This is much higher than the national rate of 7.5 per 100,000. Black females are also much more likely to have and die of cervical cancer compared to white women. Incident rates in black women reach 10.2 (mortality rate is 4.8), compared to 8.7 incidents per 100,000 in white women (mortality rate is 2.9).  

Breast cancer on average is lower in Alabama than the rest of the country. However, the trend between black and white women is consistent. The incidence of breast cancer in black women is 126.5 (mortality rate is 28) versus 118.1 (mortality rate 19.9) per 100,000 in white women. 

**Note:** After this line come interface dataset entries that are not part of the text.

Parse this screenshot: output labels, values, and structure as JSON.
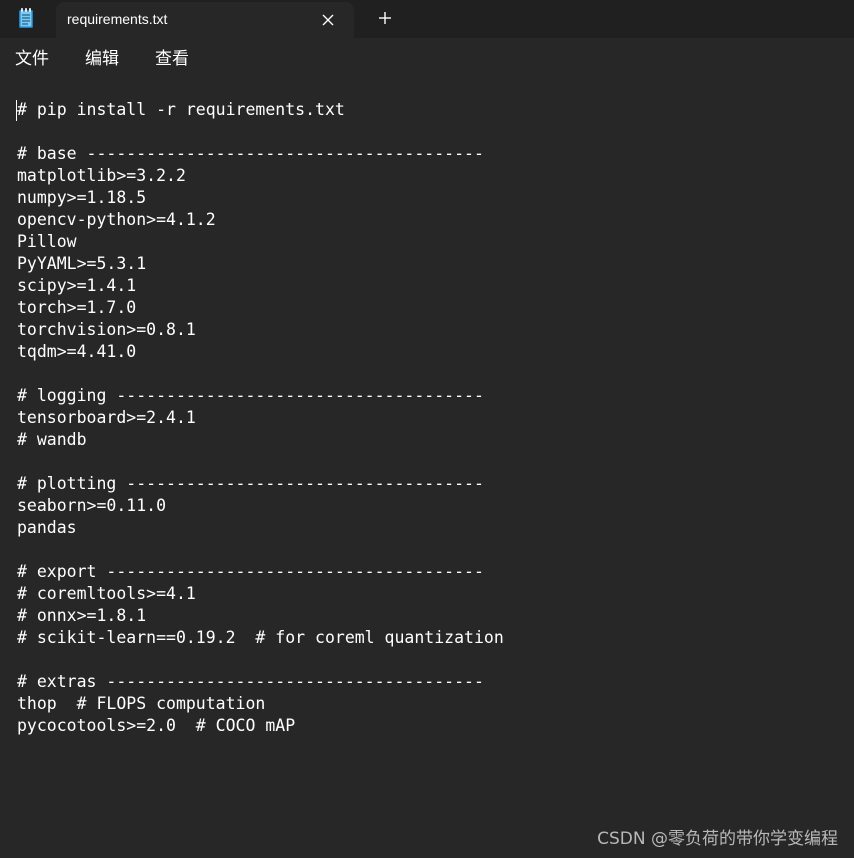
{
  "window": {
    "tab_title": "requirements.txt",
    "app_icon": "notepad-icon",
    "close_icon": "close-icon",
    "new_tab_icon": "plus-icon"
  },
  "menu": {
    "file": "文件",
    "edit": "编辑",
    "view": "查看"
  },
  "document": {
    "text": "# pip install -r requirements.txt\n\n# base ----------------------------------------\nmatplotlib>=3.2.2\nnumpy>=1.18.5\nopencv-python>=4.1.2\nPillow\nPyYAML>=5.3.1\nscipy>=1.4.1\ntorch>=1.7.0\ntorchvision>=0.8.1\ntqdm>=4.41.0\n\n# logging -------------------------------------\ntensorboard>=2.4.1\n# wandb\n\n# plotting ------------------------------------\nseaborn>=0.11.0\npandas\n\n# export --------------------------------------\n# coremltools>=4.1\n# onnx>=1.8.1\n# scikit-learn==0.19.2  # for coreml quantization\n\n# extras --------------------------------------\nthop  # FLOPS computation\npycocotools>=2.0  # COCO mAP"
  },
  "watermark": "CSDN @零负荷的带你学变编程",
  "colors": {
    "titlebar": "#202020",
    "background": "#272727",
    "text": "#ffffff",
    "icon_accent": "#3aa0d8"
  }
}
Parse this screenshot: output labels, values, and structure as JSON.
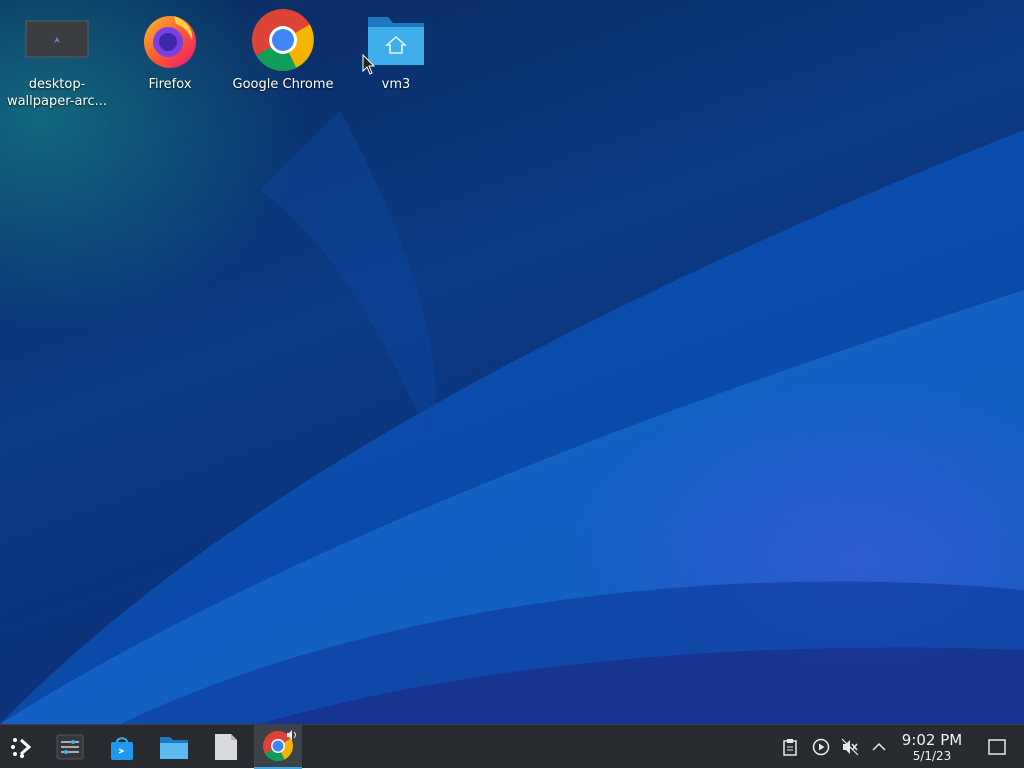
{
  "desktop": {
    "icons": [
      {
        "label": "desktop-\nwallpaper-arc...",
        "icon": "image-thumbnail-icon"
      },
      {
        "label": "Firefox",
        "icon": "firefox-icon"
      },
      {
        "label": "Google Chrome",
        "icon": "chrome-icon"
      },
      {
        "label": "vm3",
        "icon": "home-folder-icon"
      }
    ]
  },
  "taskbar": {
    "launchers": [
      {
        "icon": "app-launcher-icon"
      },
      {
        "icon": "system-settings-icon"
      },
      {
        "icon": "discover-store-icon"
      },
      {
        "icon": "file-manager-icon"
      },
      {
        "icon": "text-editor-icon"
      },
      {
        "icon": "chrome-icon",
        "active": true,
        "badge": "audio-playing-icon"
      }
    ],
    "tray": [
      {
        "icon": "clipboard-icon"
      },
      {
        "icon": "media-player-icon"
      },
      {
        "icon": "volume-muted-icon"
      },
      {
        "icon": "chevron-up-icon"
      }
    ],
    "clock": {
      "time": "9:02 PM",
      "date": "5/1/23"
    },
    "show_desktop_icon": "show-desktop-icon"
  },
  "colors": {
    "accent": "#3daee9",
    "taskbar_bg": "#272b30"
  }
}
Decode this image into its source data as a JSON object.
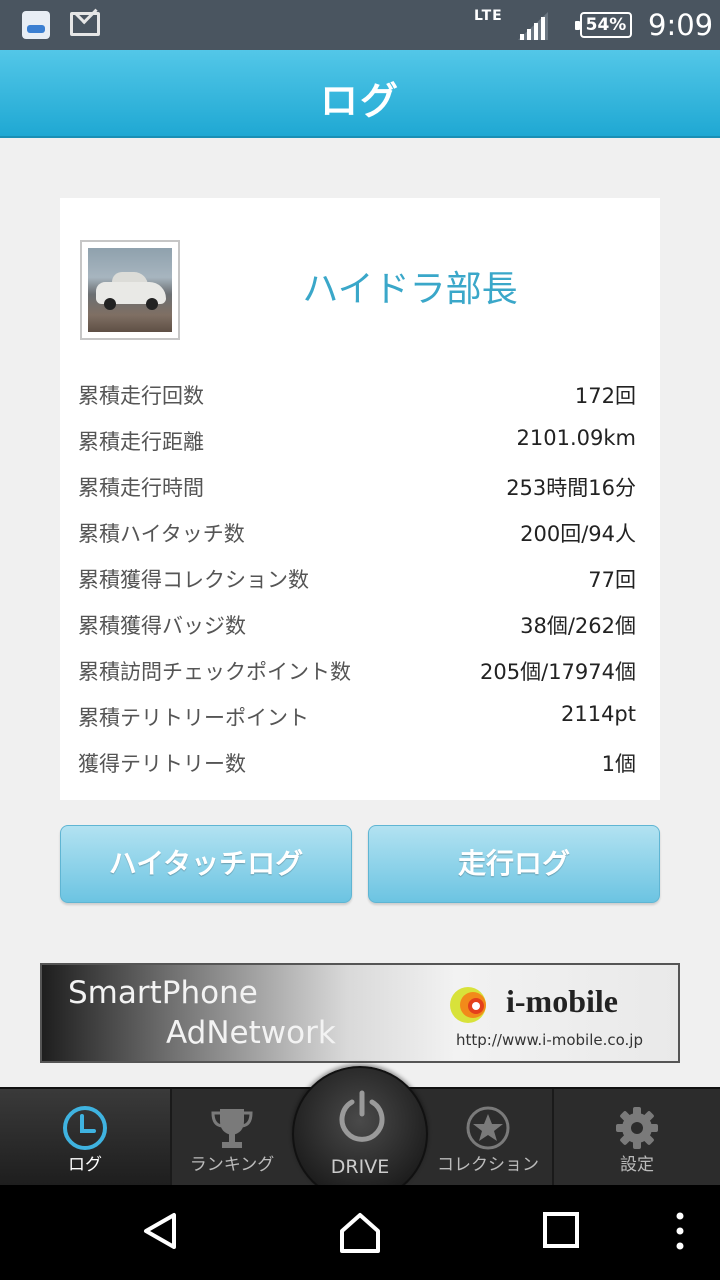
{
  "status_bar": {
    "network": "LTE",
    "battery": "54%",
    "time": "9:09"
  },
  "header": {
    "title": "ログ"
  },
  "profile": {
    "name": "ハイドラ部長"
  },
  "stats": [
    {
      "label": "累積走行回数",
      "value": "172回"
    },
    {
      "label": "累積走行距離",
      "value": "2101.09km"
    },
    {
      "label": "累積走行時間",
      "value": "253時間16分"
    },
    {
      "label": "累積ハイタッチ数",
      "value": "200回/94人"
    },
    {
      "label": "累積獲得コレクション数",
      "value": "77回"
    },
    {
      "label": "累積獲得バッジ数",
      "value": "38個/262個"
    },
    {
      "label": "累積訪問チェックポイント数",
      "value": "205個/17974個"
    },
    {
      "label": "累積テリトリーポイント",
      "value": "2114pt"
    },
    {
      "label": "獲得テリトリー数",
      "value": "1個"
    }
  ],
  "buttons": {
    "hightouch_log": "ハイタッチログ",
    "drive_log": "走行ログ"
  },
  "ad": {
    "line1": "SmartPhone",
    "line2": "AdNetwork",
    "brand": "i-mobile",
    "url": "http://www.i-mobile.co.jp"
  },
  "tabs": {
    "log": "ログ",
    "ranking": "ランキング",
    "drive": "DRIVE",
    "collection": "コレクション",
    "settings": "設定"
  },
  "colors": {
    "accent": "#1fa8d3",
    "name": "#3aa7c9",
    "button": "#6cc4e2"
  }
}
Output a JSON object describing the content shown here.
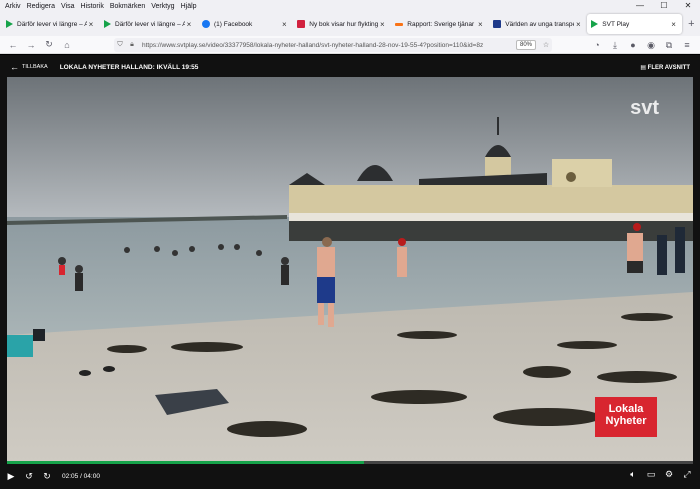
{
  "menu": [
    "Arkiv",
    "Redigera",
    "Visa",
    "Historik",
    "Bokmärken",
    "Verktyg",
    "Hjälp"
  ],
  "window_controls": [
    "—",
    "☐",
    "✕"
  ],
  "tabs": [
    {
      "label": "Därför lever vi längre – Avs",
      "favicon": "play-icon",
      "color": "#16a34a",
      "active": false
    },
    {
      "label": "Därför lever vi längre – Avs",
      "favicon": "play-icon",
      "color": "#16a34a",
      "active": false
    },
    {
      "label": "(1) Facebook",
      "favicon": "facebook-icon",
      "color": "#1877f2",
      "active": false
    },
    {
      "label": "Ny bok visar hur flyktingin",
      "favicon": "m-icon",
      "color": "#d1213e",
      "active": false
    },
    {
      "label": "Rapport: Sverige tjänar mil",
      "favicon": "arrow-icon",
      "color": "#f97316",
      "active": false
    },
    {
      "label": "Världen av unga transperso",
      "favicon": "gp-icon",
      "color": "#1e3a8a",
      "active": false
    },
    {
      "label": "SVT Play",
      "favicon": "play-icon",
      "color": "#16a34a",
      "active": true
    }
  ],
  "nav": {
    "url": "https://www.svtplay.se/video/33377958/lokala-nyheter-halland/svt-nyheter-halland-28-nov-19-55-4?position=110&id=8z",
    "zoom": "80%"
  },
  "player": {
    "back_label": "TILLBAKA",
    "title": "LOKALA NYHETER HALLAND: IKVÄLL 19:55",
    "more_label": "FLER AVSNITT",
    "channel_logo": "svt",
    "badge_line1": "Lokala",
    "badge_line2": "Nyheter",
    "time": "02:05 / 04:00",
    "progress": 0.52,
    "accent": "#16a34a"
  }
}
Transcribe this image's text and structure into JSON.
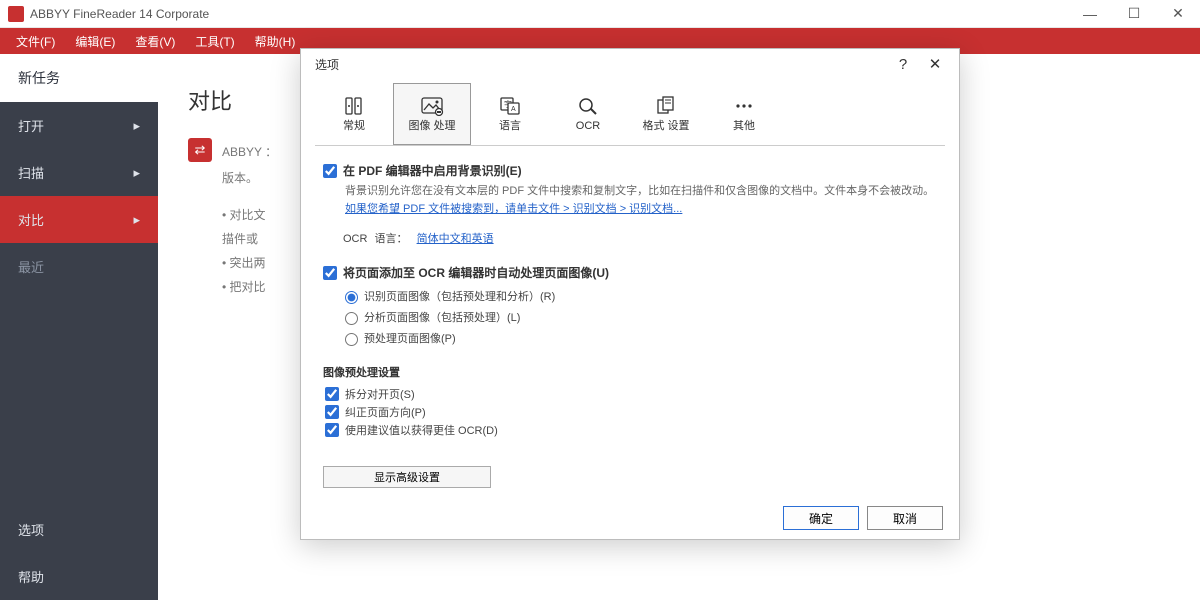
{
  "window": {
    "title": "ABBYY FineReader 14 Corporate"
  },
  "menubar": [
    "文件(F)",
    "编辑(E)",
    "查看(V)",
    "工具(T)",
    "帮助(H)"
  ],
  "sidebar": {
    "newtask": "新任务",
    "items": [
      {
        "label": "打开"
      },
      {
        "label": "扫描"
      },
      {
        "label": "对比"
      },
      {
        "label": "最近"
      }
    ],
    "bottom": [
      {
        "label": "选项"
      },
      {
        "label": "帮助"
      }
    ]
  },
  "content": {
    "heading": "对比",
    "line1": "ABBYY ：",
    "line2": "版本。",
    "bullets": [
      "• 对比文",
      "描件或",
      "• 突出两",
      "• 把对比"
    ]
  },
  "dialog": {
    "title": "选项",
    "tabs": [
      {
        "label": "常规"
      },
      {
        "label": "图像\n处理"
      },
      {
        "label": "语言"
      },
      {
        "label": "OCR"
      },
      {
        "label": "格式\n设置"
      },
      {
        "label": "其他"
      }
    ],
    "active_tab": 1,
    "chk1": {
      "label": "在 PDF 编辑器中启用背景识别(E)",
      "checked": true
    },
    "chk1_desc1": "背景识别允许您在没有文本层的 PDF 文件中搜索和复制文字，比如在扫描件和仅含图像的文档中。文件本身不会被改动。",
    "chk1_desc2_a": "如果您希望 PDF 文件被搜索到，请单击文件 > 识别文档 > 识别文档...",
    "ocr_label": "OCR",
    "lang_label": "语言：",
    "lang_link": "简体中文和英语",
    "chk2": {
      "label": "将页面添加至 OCR 编辑器时自动处理页面图像(U)",
      "checked": true
    },
    "radios": [
      {
        "label": "识别页面图像（包括预处理和分析）(R)",
        "checked": true
      },
      {
        "label": "分析页面图像（包括预处理）(L)",
        "checked": false
      },
      {
        "label": "预处理页面图像(P)",
        "checked": false
      }
    ],
    "section": "图像预处理设置",
    "chk3": [
      {
        "label": "拆分对开页(S)",
        "checked": true
      },
      {
        "label": "纠正页面方向(P)",
        "checked": true
      },
      {
        "label": "使用建议值以获得更佳 OCR(D)",
        "checked": true
      }
    ],
    "adv_button": "显示高级设置",
    "ok": "确定",
    "cancel": "取消"
  }
}
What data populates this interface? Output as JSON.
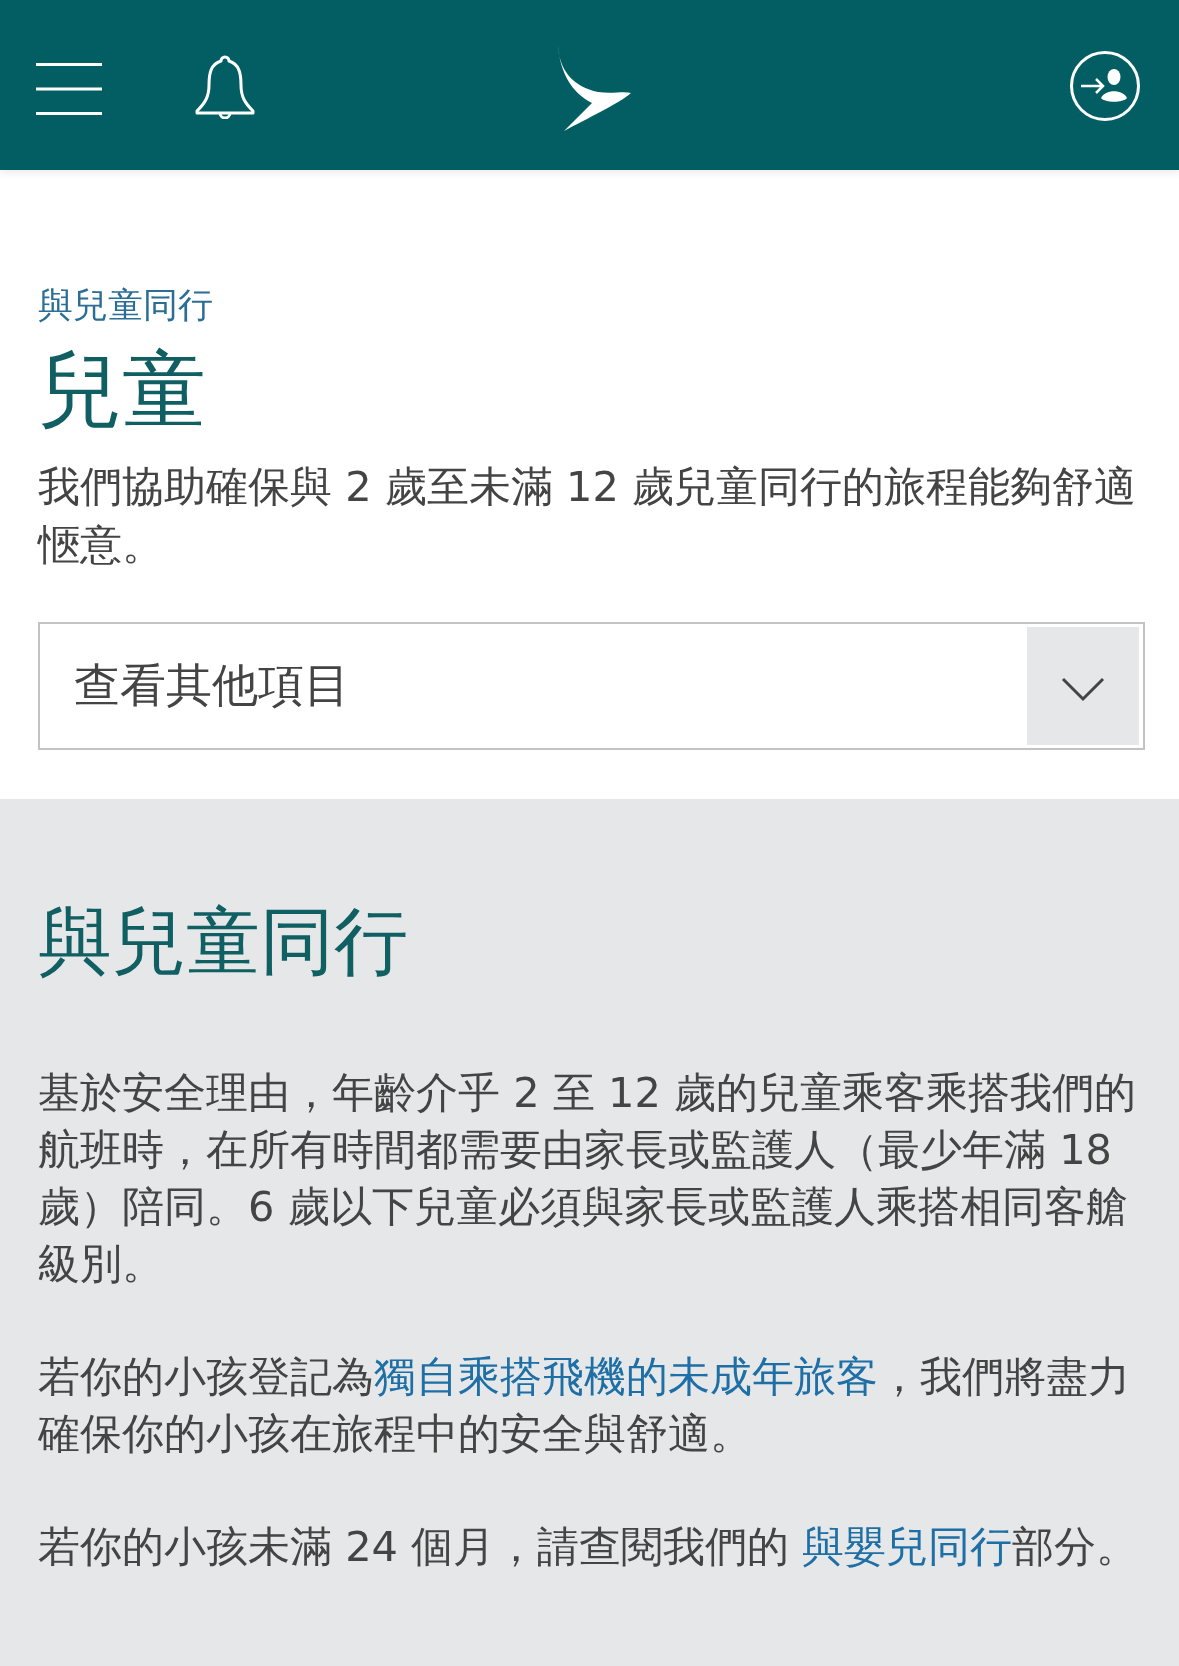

Chambers County has the highest rate of cervical cancer in the state of Alabama. Alabama has one of the highest cervical rates in the country. Screening is not only a diagnostic tool, but can potentially save the lives of those with cancer.